# WHAT YOU WILL DO
Could you restate the data word for word and drop the pictures?

ENTRIES SHOWN Block Start

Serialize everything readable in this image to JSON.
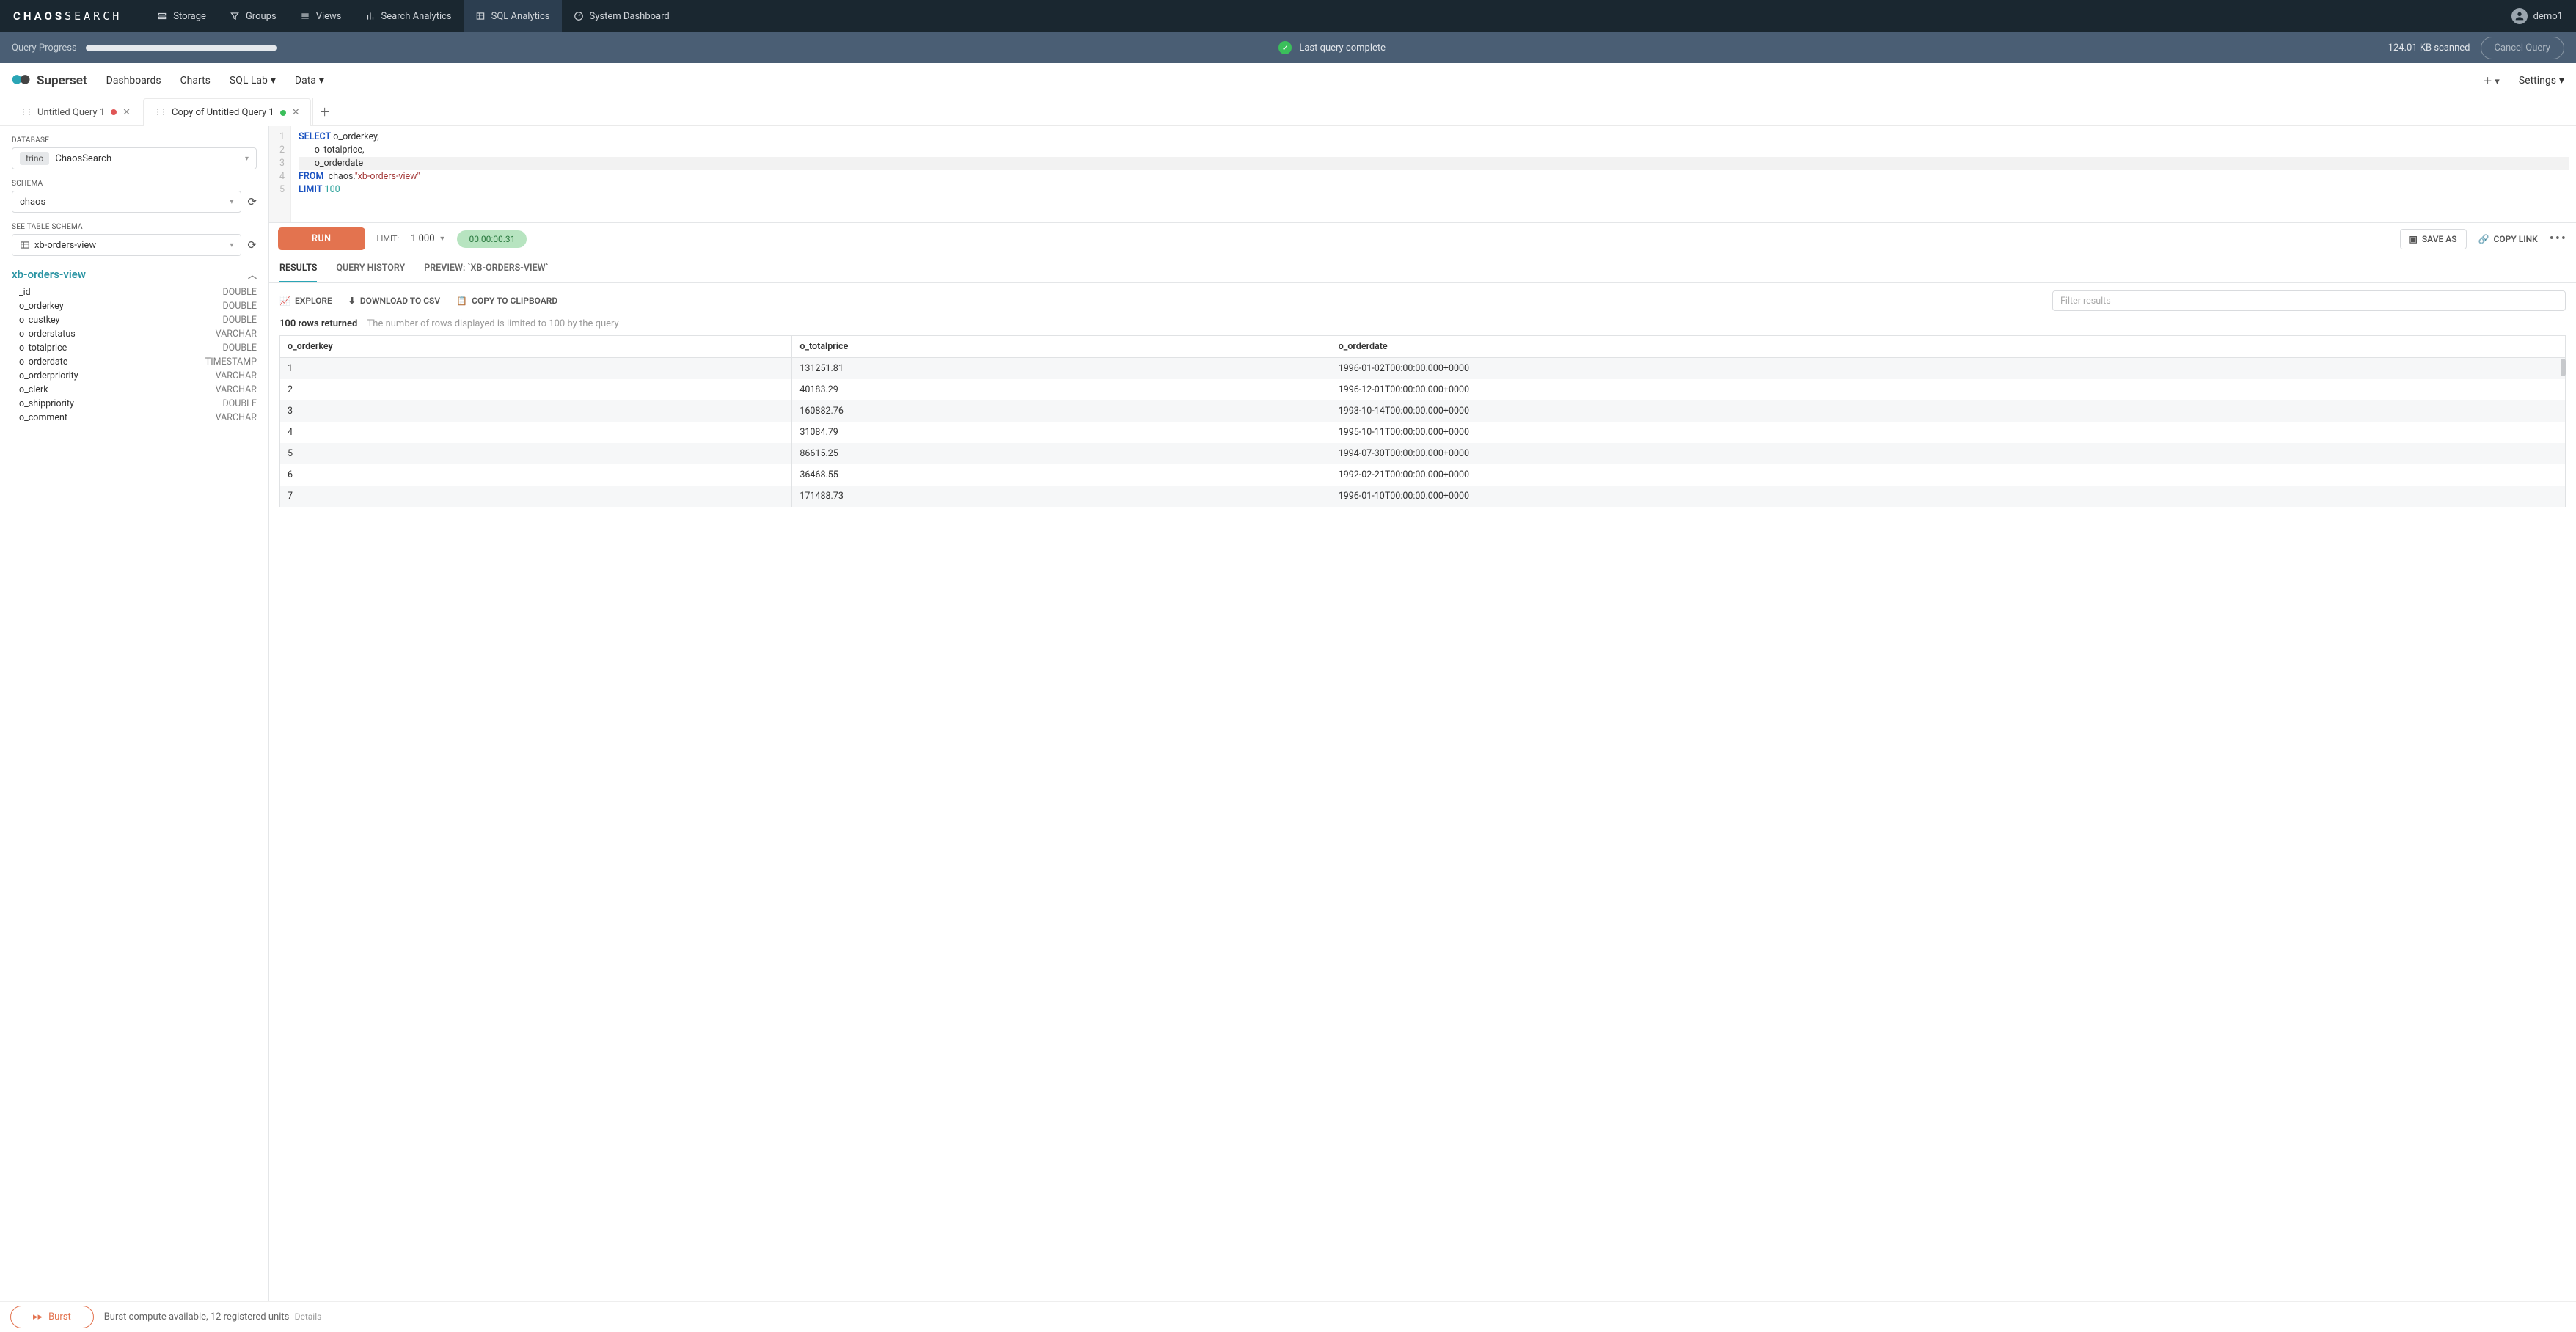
{
  "cs_nav": {
    "items": [
      {
        "label": "Storage"
      },
      {
        "label": "Groups"
      },
      {
        "label": "Views"
      },
      {
        "label": "Search Analytics"
      },
      {
        "label": "SQL Analytics"
      },
      {
        "label": "System Dashboard"
      }
    ],
    "user": "demo1"
  },
  "qp": {
    "label": "Query Progress",
    "status": "Last query complete",
    "scanned": "124.01 KB scanned",
    "cancel": "Cancel Query"
  },
  "ss": {
    "brand": "Superset",
    "nav": {
      "dashboards": "Dashboards",
      "charts": "Charts",
      "sql_lab": "SQL Lab",
      "data": "Data"
    },
    "settings": "Settings"
  },
  "tabs": [
    {
      "label": "Untitled Query 1"
    },
    {
      "label": "Copy of Untitled Query 1"
    }
  ],
  "left": {
    "database_label": "DATABASE",
    "database_pill": "trino",
    "database_value": "ChaosSearch",
    "schema_label": "SCHEMA",
    "schema_value": "chaos",
    "see_table_label": "SEE TABLE SCHEMA",
    "table_value": "xb-orders-view",
    "tree_title": "xb-orders-view",
    "columns": [
      {
        "name": "_id",
        "type": "DOUBLE"
      },
      {
        "name": "o_orderkey",
        "type": "DOUBLE"
      },
      {
        "name": "o_custkey",
        "type": "DOUBLE"
      },
      {
        "name": "o_orderstatus",
        "type": "VARCHAR"
      },
      {
        "name": "o_totalprice",
        "type": "DOUBLE"
      },
      {
        "name": "o_orderdate",
        "type": "TIMESTAMP"
      },
      {
        "name": "o_orderpriority",
        "type": "VARCHAR"
      },
      {
        "name": "o_clerk",
        "type": "VARCHAR"
      },
      {
        "name": "o_shippriority",
        "type": "DOUBLE"
      },
      {
        "name": "o_comment",
        "type": "VARCHAR"
      }
    ]
  },
  "editor": {
    "l1a": "SELECT",
    "l1b": " o_orderkey,",
    "l2": "       o_totalprice,",
    "l3": "       o_orderdate",
    "l4a": "FROM",
    "l4b": "  chaos.",
    "l4c": "\"xb-orders-view\"",
    "l5a": "LIMIT",
    "l5b": " ",
    "l5c": "100"
  },
  "run": {
    "run": "RUN",
    "limit_label": "LIMIT:",
    "limit_value": "1 000",
    "time": "00:00:00.31",
    "save_as": "SAVE AS",
    "copy_link": "COPY LINK"
  },
  "result_tabs": {
    "results": "RESULTS",
    "history": "QUERY HISTORY",
    "preview": "PREVIEW: `XB-ORDERS-VIEW`"
  },
  "res_toolbar": {
    "explore": "EXPLORE",
    "download": "DOWNLOAD TO CSV",
    "copy": "COPY TO CLIPBOARD",
    "filter_placeholder": "Filter results"
  },
  "res_meta": {
    "returned": "100 rows returned",
    "note": "The number of rows displayed is limited to 100 by the query"
  },
  "table": {
    "headers": [
      "o_orderkey",
      "o_totalprice",
      "o_orderdate"
    ],
    "rows": [
      [
        "1",
        "131251.81",
        "1996-01-02T00:00:00.000+0000"
      ],
      [
        "2",
        "40183.29",
        "1996-12-01T00:00:00.000+0000"
      ],
      [
        "3",
        "160882.76",
        "1993-10-14T00:00:00.000+0000"
      ],
      [
        "4",
        "31084.79",
        "1995-10-11T00:00:00.000+0000"
      ],
      [
        "5",
        "86615.25",
        "1994-07-30T00:00:00.000+0000"
      ],
      [
        "6",
        "36468.55",
        "1992-02-21T00:00:00.000+0000"
      ],
      [
        "7",
        "171488.73",
        "1996-01-10T00:00:00.000+0000"
      ]
    ]
  },
  "burst": {
    "btn": "Burst",
    "text": "Burst compute available, 12 registered units",
    "details": "Details"
  }
}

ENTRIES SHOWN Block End

# SOLUTION TO THE PROBLEM
Serialize everything readable in this image to JSON.
{
  "cs_nav": {
    "items": [
      {
        "label": "Storage"
      },
      {
        "label": "Groups"
      },
      {
        "label": "Views"
      },
      {
        "label": "Search Analytics"
      },
      {
        "label": "SQL Analytics"
      },
      {
        "label": "System Dashboard"
      }
    ],
    "user": "demo1"
  },
  "qp": {
    "label": "Query Progress",
    "status": "Last query complete",
    "scanned": "124.01 KB scanned",
    "cancel": "Cancel Query"
  },
  "ss": {
    "brand": "Superset",
    "nav": {
      "dashboards": "Dashboards",
      "charts": "Charts",
      "sql_lab": "SQL Lab",
      "data": "Data"
    },
    "settings": "Settings"
  },
  "tabs": [
    {
      "label": "Untitled Query 1"
    },
    {
      "label": "Copy of Untitled Query 1"
    }
  ],
  "left": {
    "database_label": "DATABASE",
    "database_pill": "trino",
    "database_value": "ChaosSearch",
    "schema_label": "SCHEMA",
    "schema_value": "chaos",
    "see_table_label": "SEE TABLE SCHEMA",
    "table_value": "xb-orders-view",
    "tree_title": "xb-orders-view",
    "columns": [
      {
        "name": "_id",
        "type": "DOUBLE"
      },
      {
        "name": "o_orderkey",
        "type": "DOUBLE"
      },
      {
        "name": "o_custkey",
        "type": "DOUBLE"
      },
      {
        "name": "o_orderstatus",
        "type": "VARCHAR"
      },
      {
        "name": "o_totalprice",
        "type": "DOUBLE"
      },
      {
        "name": "o_orderdate",
        "type": "TIMESTAMP"
      },
      {
        "name": "o_orderpriority",
        "type": "VARCHAR"
      },
      {
        "name": "o_clerk",
        "type": "VARCHAR"
      },
      {
        "name": "o_shippriority",
        "type": "DOUBLE"
      },
      {
        "name": "o_comment",
        "type": "VARCHAR"
      }
    ]
  },
  "editor": {
    "l1a": "SELECT",
    "l1b": " o_orderkey,",
    "l2": "       o_totalprice,",
    "l3": "       o_orderdate",
    "l4a": "FROM",
    "l4b": "  chaos.",
    "l4c": "\"xb-orders-view\"",
    "l5a": "LIMIT",
    "l5b": " ",
    "l5c": "100"
  },
  "run": {
    "run": "RUN",
    "limit_label": "LIMIT:",
    "limit_value": "1 000",
    "time": "00:00:00.31",
    "save_as": "SAVE AS",
    "copy_link": "COPY LINK"
  },
  "result_tabs": {
    "results": "RESULTS",
    "history": "QUERY HISTORY",
    "preview": "PREVIEW: `XB-ORDERS-VIEW`"
  },
  "res_toolbar": {
    "explore": "EXPLORE",
    "download": "DOWNLOAD TO CSV",
    "copy": "COPY TO CLIPBOARD",
    "filter_placeholder": "Filter results"
  },
  "res_meta": {
    "returned": "100 rows returned",
    "note": "The number of rows displayed is limited to 100 by the query"
  },
  "table": {
    "headers": [
      "o_orderkey",
      "o_totalprice",
      "o_orderdate"
    ],
    "rows": [
      [
        "1",
        "131251.81",
        "1996-01-02T00:00:00.000+0000"
      ],
      [
        "2",
        "40183.29",
        "1996-12-01T00:00:00.000+0000"
      ],
      [
        "3",
        "160882.76",
        "1993-10-14T00:00:00.000+0000"
      ],
      [
        "4",
        "31084.79",
        "1995-10-11T00:00:00.000+0000"
      ],
      [
        "5",
        "86615.25",
        "1994-07-30T00:00:00.000+0000"
      ],
      [
        "6",
        "36468.55",
        "1992-02-21T00:00:00.000+0000"
      ],
      [
        "7",
        "171488.73",
        "1996-01-10T00:00:00.000+0000"
      ]
    ]
  },
  "burst": {
    "btn": "Burst",
    "text": "Burst compute available, 12 registered units",
    "details": "Details"
  }
}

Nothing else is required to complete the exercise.